━━━━━ Data section
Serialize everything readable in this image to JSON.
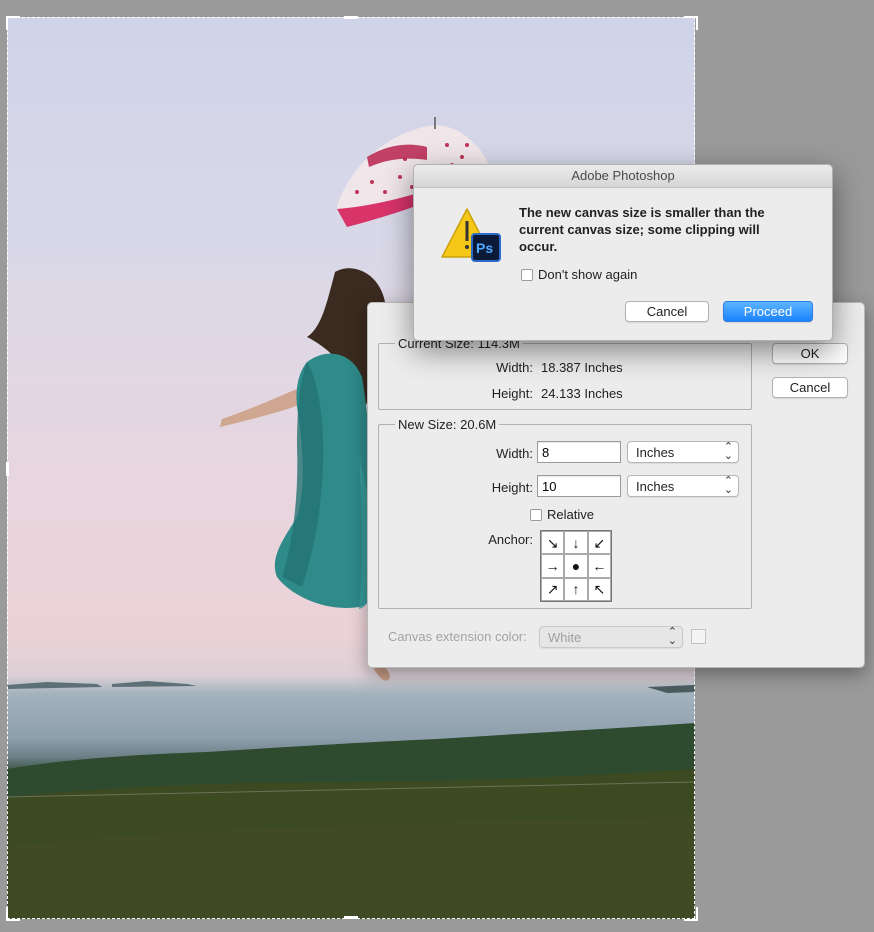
{
  "photo": {
    "description_icon": "photo-canvas"
  },
  "canvas_size_dialog": {
    "current_size": {
      "title": "Current Size: 114.3M",
      "width_label": "Width:",
      "width_value": "18.387 Inches",
      "height_label": "Height:",
      "height_value": "24.133 Inches"
    },
    "new_size": {
      "title": "New Size: 20.6M",
      "width_label": "Width:",
      "width_value": "8",
      "width_unit": "Inches",
      "height_label": "Height:",
      "height_value": "10",
      "height_unit": "Inches",
      "relative_label": "Relative",
      "relative_checked": false,
      "anchor_label": "Anchor:"
    },
    "extension": {
      "label": "Canvas extension color:",
      "value": "White"
    },
    "ok_label": "OK",
    "cancel_label": "Cancel"
  },
  "alert": {
    "title": "Adobe Photoshop",
    "message": "The new canvas size is smaller than the current canvas size; some clipping will occur.",
    "dont_show_label": "Don't show again",
    "dont_show_checked": false,
    "cancel_label": "Cancel",
    "proceed_label": "Proceed",
    "icon": "warning-photoshop-icon"
  },
  "colors": {
    "primary_button": "#1a82fb",
    "dialog_bg": "#ececec",
    "workspace_bg": "#9a9a9a"
  }
}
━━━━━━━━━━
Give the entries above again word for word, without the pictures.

Serialize everything readable in this image to JSON.
{
  "photo": {
    "description_icon": "photo-canvas"
  },
  "canvas_size_dialog": {
    "current_size": {
      "title": "Current Size: 114.3M",
      "width_label": "Width:",
      "width_value": "18.387 Inches",
      "height_label": "Height:",
      "height_value": "24.133 Inches"
    },
    "new_size": {
      "title": "New Size: 20.6M",
      "width_label": "Width:",
      "width_value": "8",
      "width_unit": "Inches",
      "height_label": "Height:",
      "height_value": "10",
      "height_unit": "Inches",
      "relative_label": "Relative",
      "relative_checked": false,
      "anchor_label": "Anchor:"
    },
    "extension": {
      "label": "Canvas extension color:",
      "value": "White"
    },
    "ok_label": "OK",
    "cancel_label": "Cancel"
  },
  "alert": {
    "title": "Adobe Photoshop",
    "message": "The new canvas size is smaller than the current canvas size; some clipping will occur.",
    "dont_show_label": "Don't show again",
    "dont_show_checked": false,
    "cancel_label": "Cancel",
    "proceed_label": "Proceed",
    "icon": "warning-photoshop-icon"
  },
  "colors": {
    "primary_button": "#1a82fb",
    "dialog_bg": "#ececec",
    "workspace_bg": "#9a9a9a"
  }
}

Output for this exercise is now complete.